I used to have one of the original style Crock Pots. A few months ago I finally bought myself a new slow cooker. I had done tons of research into the various types, sizes, and functionality. While I would have loved one of the super-duper ones, with just the two of us to cook for, it would have been overkill. So I wound up with a great Cuisinart programmable model just right for us. Its small size helps keep me from making enough food to feed an army!
Since then I’ve been going through a lot of my recipes, seeing which ones can be converted to the slow-cooking method. It’s been fun! I love adapting recipes because it gives me a chance to put my own spin on them. When you look at recipes, see if you can figure out other ways to use it. Would it work as part of a different recipe? Would it be a good side dish or could you alter it for a main course? I am always taking a little from one recipe and adding it to another to create a whole new dish.

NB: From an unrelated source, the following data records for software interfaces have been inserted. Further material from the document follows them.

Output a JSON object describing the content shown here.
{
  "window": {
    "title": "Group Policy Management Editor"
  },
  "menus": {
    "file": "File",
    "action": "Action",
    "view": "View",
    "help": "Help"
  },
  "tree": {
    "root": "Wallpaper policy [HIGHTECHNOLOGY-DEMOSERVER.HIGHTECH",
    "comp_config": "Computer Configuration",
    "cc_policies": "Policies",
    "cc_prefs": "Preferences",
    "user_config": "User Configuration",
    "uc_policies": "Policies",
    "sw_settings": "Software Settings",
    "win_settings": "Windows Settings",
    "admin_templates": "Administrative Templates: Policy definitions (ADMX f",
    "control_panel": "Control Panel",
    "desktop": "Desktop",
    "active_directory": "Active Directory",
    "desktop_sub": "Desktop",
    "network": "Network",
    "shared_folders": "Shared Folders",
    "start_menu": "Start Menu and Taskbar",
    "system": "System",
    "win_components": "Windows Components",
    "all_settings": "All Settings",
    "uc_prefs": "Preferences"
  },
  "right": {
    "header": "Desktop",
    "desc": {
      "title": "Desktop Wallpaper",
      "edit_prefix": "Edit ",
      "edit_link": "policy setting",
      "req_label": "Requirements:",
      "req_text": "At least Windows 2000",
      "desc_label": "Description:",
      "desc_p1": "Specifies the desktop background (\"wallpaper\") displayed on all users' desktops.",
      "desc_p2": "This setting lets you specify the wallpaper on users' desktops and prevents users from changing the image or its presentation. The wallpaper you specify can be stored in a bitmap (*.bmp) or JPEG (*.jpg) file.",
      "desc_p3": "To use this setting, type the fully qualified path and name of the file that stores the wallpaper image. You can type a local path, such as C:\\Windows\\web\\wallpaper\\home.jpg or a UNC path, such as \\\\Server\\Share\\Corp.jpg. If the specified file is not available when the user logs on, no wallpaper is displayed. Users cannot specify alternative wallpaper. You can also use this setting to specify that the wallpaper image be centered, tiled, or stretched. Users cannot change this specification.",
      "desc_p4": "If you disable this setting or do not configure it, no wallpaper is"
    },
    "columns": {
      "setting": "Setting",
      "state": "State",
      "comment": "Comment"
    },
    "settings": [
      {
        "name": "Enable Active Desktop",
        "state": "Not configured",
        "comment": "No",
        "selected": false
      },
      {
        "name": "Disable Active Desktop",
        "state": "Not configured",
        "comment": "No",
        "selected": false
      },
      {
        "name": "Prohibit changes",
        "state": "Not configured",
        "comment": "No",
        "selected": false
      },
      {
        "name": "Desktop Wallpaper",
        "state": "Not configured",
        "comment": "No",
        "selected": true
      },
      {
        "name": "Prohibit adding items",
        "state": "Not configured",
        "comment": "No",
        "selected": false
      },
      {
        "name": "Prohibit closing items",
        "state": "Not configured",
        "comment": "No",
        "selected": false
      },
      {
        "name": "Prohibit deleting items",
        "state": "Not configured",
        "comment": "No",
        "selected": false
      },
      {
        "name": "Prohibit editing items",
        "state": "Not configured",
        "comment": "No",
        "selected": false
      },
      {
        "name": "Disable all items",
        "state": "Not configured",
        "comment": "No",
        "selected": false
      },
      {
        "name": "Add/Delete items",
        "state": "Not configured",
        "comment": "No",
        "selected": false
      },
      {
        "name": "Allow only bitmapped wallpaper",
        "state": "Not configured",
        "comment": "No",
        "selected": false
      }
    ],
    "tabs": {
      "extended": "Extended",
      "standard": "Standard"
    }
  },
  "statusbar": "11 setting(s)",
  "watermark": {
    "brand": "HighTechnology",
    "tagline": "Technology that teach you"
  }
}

When you’re looking for recipes that would covert easily to slow cooking, virtually anything requiring braising or stewing will work beautifully. Tougher cuts of meat become tender and luscious and poultry develops deep flavors when cooking a long time at a low temperature. As long as you don’t have to add ingredients along the way (once or twice is OK, but it is important to leave the lid on so you don’t lose the heat) it probably will be fine in a slow cooker.
When recipes call for hot chiles, most of the heat is in the seeds and ribs. Removing those prior to cooking will reduce the “heat” factor while maintaining the chile flavor. You can always add more heat later. And when slow cooking, the heat will intensify over time. What tastes great today may be too hot tomorrow. Take this into consideration when deciding how much to use. When working with hot chile peppers, wearing latex gloves is a good idea. If you don’t make sure you wash your hands well with soap and hot water. All it takes is you rubbing your nose or eyes once and you’ll never forget again. I can say from experience that it really hurts!
One of my favorite ways to plan for parties is to find foods that I can prepare a day or two ahead, reducing the amount of time I need to spend in the kitchen when I have guests. As with most stews, the flavor improves with time and is better the second day. And I can serve it in a variety of ways. I can make the tacos as directed, use this as a filling for enchiladas, tamales, or empanadas, or add some BBQ sauce and make a pulled pork sandwich. You can use the meat to enhance a soup, toss it with some pasta, or add it to a stir-fry. And don’t forget that you can change the protein if you like. What that means is that if you don’t eat pork, are looking for a chicken recipe, or have shrimp that needs to be used, you can take the flavor combinations from this recipe, reduce the quantities as appropriate, alter the cooking method (if need be), and create your own dish. The sky’s the limit!
- 2 tsp kosher salt
- 1/2 tsp ground black pepper
- 2 tsp ground cumin
- 1/2 tsp ground coriander
- 1 chipotle chile en adobo, chopped or 1/2 to 1 tsp ground chipotle pepper
- 1/2 cup jam such as apricot, plum, or peach
- 1/4 cup white wine or dry vermouth
- 2 to 2-1/2 lb boneless pork shoulder
- 1 med onion, chopped
- 1 yellow, orange, or red bell pepper, seeded and roughly chopped
- Flour or corn tortillas, warmed
- 1 cup fresh cilantro leaves, chopped
- Chopped lettuce
- Chopped tomatoes
- Shredded cheese
- Sliced jalapenos
- 1 lime, cut into wedges
- In a small bowl, combine salt, pepper, cumin, coriander, chipotle, jam, and wine. Stir until smooth. Rub over pork and place in slow cooker. Top with onions and bell peppers,. Cover and cook on high for four to six hours or until very tender.
- Remove pork from liquids and shred or chop, discarding any excess fat. Place pork into a large bowl and add the cooking liquids. Serve with the tortillas, cilantro, lettuce, tomatoes, cheese, jalapenos, and lime wedges.
- Yield: 6 to 8 servings